A problem with Kunin's experimentation is that his poems have a built up desire to bouncing words around. Kunin makes this limited vocabulary work by finding all the nuanced ways or reworking something, unfortunately his poems often wander into a sort of vamping that they would be better off avoiding. In a particularly interesting and creative piece, one of a several poems titled "The Sore Throat" Kunin uses different demarcations of speech to influence tone. Writing "'I'm your toy,' he complained" followed by "'If there's every anything I can do for you, anything at all, / just let me know,' she demanded." he brings a new perception to relationship dynamic. There is no outright intention in the words spoken, but in his way of noting the speech he expresses the familiar tensions. His statement is a frustration. Her offer to help is really needy and possessive. This poem makes great use of these ending throughout itself, ending all the bits of dialog in something besides "said" nothing is just "said" as he writes, "Talk isn't ever / 'just talk.'  It always / has to be about / something don't you think?" his intentions in this part of "The Sore Throat" series are smart and well aimed but midway through the writing becomes tumultuous. After his fruitful use of dialog markers, Kunin breaks up his poem's tone by writing, "can see, in my, me a, say that you think / nothing, head you, gain you, it's all you see / but you won't see, must not, right if I won't / begin, we can't, no rats, left / seeing, being report, felt," while this stanza holds a sense of internal questioning, a frantic monologue, and an interesting investment in repetition it strays to far from the direction of the conversation between the two characters occurring in the stanzas immediately before it. This instance is not singular, but occurs in several poems within the series, detracting from the overall coherency of the pieces, but the poems maintain most of their intentions.

Aaron Kunin's The Sore Throat and Other Poems 

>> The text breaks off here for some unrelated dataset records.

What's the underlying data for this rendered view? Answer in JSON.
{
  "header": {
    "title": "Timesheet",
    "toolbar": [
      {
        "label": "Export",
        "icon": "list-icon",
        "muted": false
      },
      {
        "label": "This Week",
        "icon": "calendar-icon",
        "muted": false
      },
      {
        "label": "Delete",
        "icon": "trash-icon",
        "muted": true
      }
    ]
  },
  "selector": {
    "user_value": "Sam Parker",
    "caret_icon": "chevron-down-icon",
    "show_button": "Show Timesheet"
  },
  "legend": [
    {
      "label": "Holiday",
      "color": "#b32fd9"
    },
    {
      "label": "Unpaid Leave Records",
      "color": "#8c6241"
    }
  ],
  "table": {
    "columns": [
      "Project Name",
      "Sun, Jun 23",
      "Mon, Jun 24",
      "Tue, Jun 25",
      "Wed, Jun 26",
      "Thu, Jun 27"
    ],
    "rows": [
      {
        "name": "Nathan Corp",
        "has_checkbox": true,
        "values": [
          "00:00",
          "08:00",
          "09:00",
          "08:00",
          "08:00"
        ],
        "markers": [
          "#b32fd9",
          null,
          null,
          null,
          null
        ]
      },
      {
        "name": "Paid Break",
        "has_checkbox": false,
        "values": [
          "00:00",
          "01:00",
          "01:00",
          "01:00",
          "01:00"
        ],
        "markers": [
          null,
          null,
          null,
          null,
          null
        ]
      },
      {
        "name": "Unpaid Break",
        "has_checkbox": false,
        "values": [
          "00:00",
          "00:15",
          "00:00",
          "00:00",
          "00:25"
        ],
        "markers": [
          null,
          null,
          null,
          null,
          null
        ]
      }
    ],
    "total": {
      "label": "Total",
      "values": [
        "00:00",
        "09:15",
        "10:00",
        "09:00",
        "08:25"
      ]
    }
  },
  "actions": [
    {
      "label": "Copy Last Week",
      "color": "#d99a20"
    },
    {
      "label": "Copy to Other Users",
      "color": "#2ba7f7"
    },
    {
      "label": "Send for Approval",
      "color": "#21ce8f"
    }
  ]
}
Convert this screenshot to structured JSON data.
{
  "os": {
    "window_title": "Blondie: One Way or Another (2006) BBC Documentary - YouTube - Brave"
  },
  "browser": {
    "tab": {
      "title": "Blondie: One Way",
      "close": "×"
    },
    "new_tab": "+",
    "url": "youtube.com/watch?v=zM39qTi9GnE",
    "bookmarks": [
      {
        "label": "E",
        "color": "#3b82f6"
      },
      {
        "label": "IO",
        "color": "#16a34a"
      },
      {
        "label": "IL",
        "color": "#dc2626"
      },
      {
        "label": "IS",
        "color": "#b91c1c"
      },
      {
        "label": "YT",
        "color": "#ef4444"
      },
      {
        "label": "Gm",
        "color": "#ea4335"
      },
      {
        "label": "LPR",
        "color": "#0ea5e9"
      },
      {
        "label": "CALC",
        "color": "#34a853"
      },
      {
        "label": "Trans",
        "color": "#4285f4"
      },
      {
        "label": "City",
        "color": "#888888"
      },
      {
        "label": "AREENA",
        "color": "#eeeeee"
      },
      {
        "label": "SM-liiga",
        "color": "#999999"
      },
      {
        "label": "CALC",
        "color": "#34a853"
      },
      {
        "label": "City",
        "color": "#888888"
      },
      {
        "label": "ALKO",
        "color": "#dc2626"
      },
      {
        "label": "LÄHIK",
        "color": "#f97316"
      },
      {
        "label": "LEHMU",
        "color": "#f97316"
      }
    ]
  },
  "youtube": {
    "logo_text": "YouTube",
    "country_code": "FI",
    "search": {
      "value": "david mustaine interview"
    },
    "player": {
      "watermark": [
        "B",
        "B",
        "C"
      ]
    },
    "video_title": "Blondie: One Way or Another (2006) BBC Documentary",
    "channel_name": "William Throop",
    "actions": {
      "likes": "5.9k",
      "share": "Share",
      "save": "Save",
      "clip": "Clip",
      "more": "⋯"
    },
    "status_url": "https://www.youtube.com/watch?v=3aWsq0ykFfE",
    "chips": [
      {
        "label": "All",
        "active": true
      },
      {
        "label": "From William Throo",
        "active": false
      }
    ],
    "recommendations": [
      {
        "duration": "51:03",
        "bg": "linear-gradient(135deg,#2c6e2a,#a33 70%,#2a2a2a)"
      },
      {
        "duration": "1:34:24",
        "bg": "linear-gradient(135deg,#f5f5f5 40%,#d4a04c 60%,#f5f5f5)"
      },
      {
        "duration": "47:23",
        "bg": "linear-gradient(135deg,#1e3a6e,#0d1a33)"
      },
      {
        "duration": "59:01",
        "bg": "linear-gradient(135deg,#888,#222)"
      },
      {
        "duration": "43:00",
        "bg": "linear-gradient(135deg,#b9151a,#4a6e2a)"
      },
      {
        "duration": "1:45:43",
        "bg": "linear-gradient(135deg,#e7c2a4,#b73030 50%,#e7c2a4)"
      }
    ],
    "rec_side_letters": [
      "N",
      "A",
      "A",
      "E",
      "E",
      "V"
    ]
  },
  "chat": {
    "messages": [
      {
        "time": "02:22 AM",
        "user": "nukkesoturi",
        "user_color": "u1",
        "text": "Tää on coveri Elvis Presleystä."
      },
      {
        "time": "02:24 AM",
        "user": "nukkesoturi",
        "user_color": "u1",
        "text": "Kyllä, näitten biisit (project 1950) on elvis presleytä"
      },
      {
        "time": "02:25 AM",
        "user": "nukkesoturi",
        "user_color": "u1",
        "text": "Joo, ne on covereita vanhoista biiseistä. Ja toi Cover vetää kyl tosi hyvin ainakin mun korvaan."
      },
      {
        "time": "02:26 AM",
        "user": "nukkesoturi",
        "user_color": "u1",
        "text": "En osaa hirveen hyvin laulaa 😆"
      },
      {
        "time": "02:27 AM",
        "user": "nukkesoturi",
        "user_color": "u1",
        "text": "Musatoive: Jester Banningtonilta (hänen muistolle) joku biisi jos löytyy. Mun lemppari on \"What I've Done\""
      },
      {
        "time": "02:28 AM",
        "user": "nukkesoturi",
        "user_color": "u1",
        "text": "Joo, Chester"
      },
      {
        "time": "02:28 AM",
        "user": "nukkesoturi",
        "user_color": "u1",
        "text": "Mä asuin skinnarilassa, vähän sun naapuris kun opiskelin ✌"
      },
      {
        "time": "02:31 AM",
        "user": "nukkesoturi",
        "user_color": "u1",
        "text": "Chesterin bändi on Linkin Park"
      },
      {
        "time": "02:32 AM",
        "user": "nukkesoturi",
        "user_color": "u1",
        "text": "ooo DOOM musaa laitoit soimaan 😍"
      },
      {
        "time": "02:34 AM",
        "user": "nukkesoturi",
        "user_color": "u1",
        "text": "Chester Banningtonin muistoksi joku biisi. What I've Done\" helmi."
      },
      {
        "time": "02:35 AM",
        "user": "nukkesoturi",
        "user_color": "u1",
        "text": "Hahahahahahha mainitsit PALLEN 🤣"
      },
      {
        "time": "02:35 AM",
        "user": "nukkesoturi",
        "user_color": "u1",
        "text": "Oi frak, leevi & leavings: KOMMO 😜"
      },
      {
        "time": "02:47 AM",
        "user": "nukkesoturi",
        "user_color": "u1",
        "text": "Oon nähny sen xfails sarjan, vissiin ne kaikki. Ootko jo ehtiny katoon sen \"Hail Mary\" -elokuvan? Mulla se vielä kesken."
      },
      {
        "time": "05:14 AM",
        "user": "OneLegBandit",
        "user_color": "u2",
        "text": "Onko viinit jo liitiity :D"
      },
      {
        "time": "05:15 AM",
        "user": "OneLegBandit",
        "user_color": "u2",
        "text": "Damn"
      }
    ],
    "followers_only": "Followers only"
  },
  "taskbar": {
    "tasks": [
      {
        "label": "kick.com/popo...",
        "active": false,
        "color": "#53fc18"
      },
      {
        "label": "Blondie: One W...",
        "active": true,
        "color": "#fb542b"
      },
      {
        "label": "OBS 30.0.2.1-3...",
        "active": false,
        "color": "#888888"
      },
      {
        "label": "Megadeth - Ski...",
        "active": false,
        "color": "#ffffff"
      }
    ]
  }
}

was released in April 2010 from Fence Books. A book that truly explores the depths and shallows of both language and ourselves. Certainly worth a read.

1 comment:

  1. An exploration of the limitations of language by, what else, limiting his language. An interesting concept, and one that I personally have seemed to struggle with quite a bit lately. The romantic in me is especially drawn to Kunin's insights on language in relationship. Verbal communication often seems to fall short of expressing the depth of one person's feelings toward their "other."

    "There is not just a portrait of the confines of our language but also the confines of our minds, our interests and our deepest feelings and how all of these fight and struggle with each other to get out just who we are."

    Who we are. What we mean. How to say it. Questions that can be forever reflected upon without ever reaching a satisfactory answer. As malleable a tool as the English language is, it will always come up short.

    Very well-written review, a favorite so far. You've inspired a great deal of reflection, as well as a desire to read the book.